An owner's ability to detect changes in the behavior of a dog afflicted with osteoarthritis (OA) may be a barrier to presentation, clinical diagnosis and initiation of treatment. Management of OA also relies upon an owner's ability to accurately monitor improvement following a trial period of pain relief. The changes in behavior that are associated with the onset and relief of pain from OA can be assessed to determine the dog's health-related quality of life (HRQOL). HRQOL assessments are widely used in human medicine and if developed correctly can be used in the monitoring of disease and in clinical trials. This study followed established guidelines to construct a conceptual framework of indicators of HRQOL in dogs with OA. This generated items that can be used to develop a HRQOL assessment tool specific to dogs with OA. A systematic review was conducted using Web of Science, PubMed and Scopus with search terms related to indicators of HRQOL in dogs with osteoarthritis.
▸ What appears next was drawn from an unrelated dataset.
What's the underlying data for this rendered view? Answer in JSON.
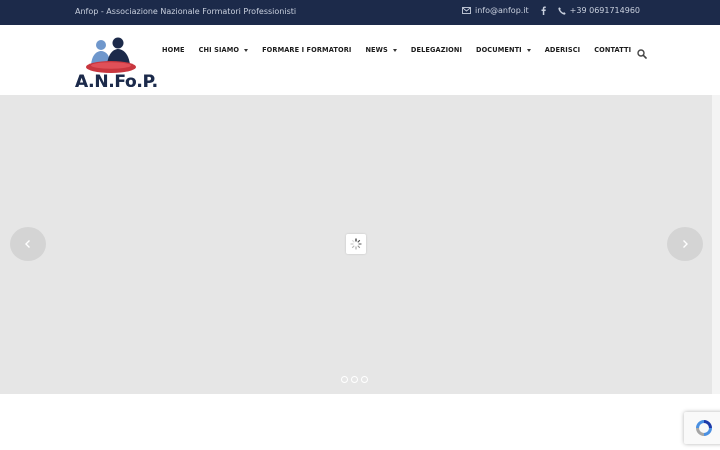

Eligibility and quality assessment criteria were applied. Data were extracted from eligible studies using a comprehensive data charting table. Resulting domains and items were assessed at a half-day workshop attended by experts in canine osteoarthritis and quality of life. Domains and their interactions were finalized and a visual representation of the conceptual framework was produced. A total of 1,264 unique articles were generated in the database searches and assessed for inclusion. Of these, 21 progressed to data extraction. After combining synonyms, 47 unique items were categorized across six domains. Review of the six domains by the expert panel resulted in their reduction to four: physical appearance, capability, behavior, and mood. All four categories were deemed to be influenced by pain from osteoarthritis. Capability, mood, and behavior were all hypothesized to impact on each other while physical appearance was impacted by, but did not impact upon, the other domains. The framework has potential application to inform the development of valid and reliable instruments to operationalize measurement of HRQOL in canine OA for use in general veterinary practice to guide OA management decisions and in clinical studies to evaluate treatment outcomes.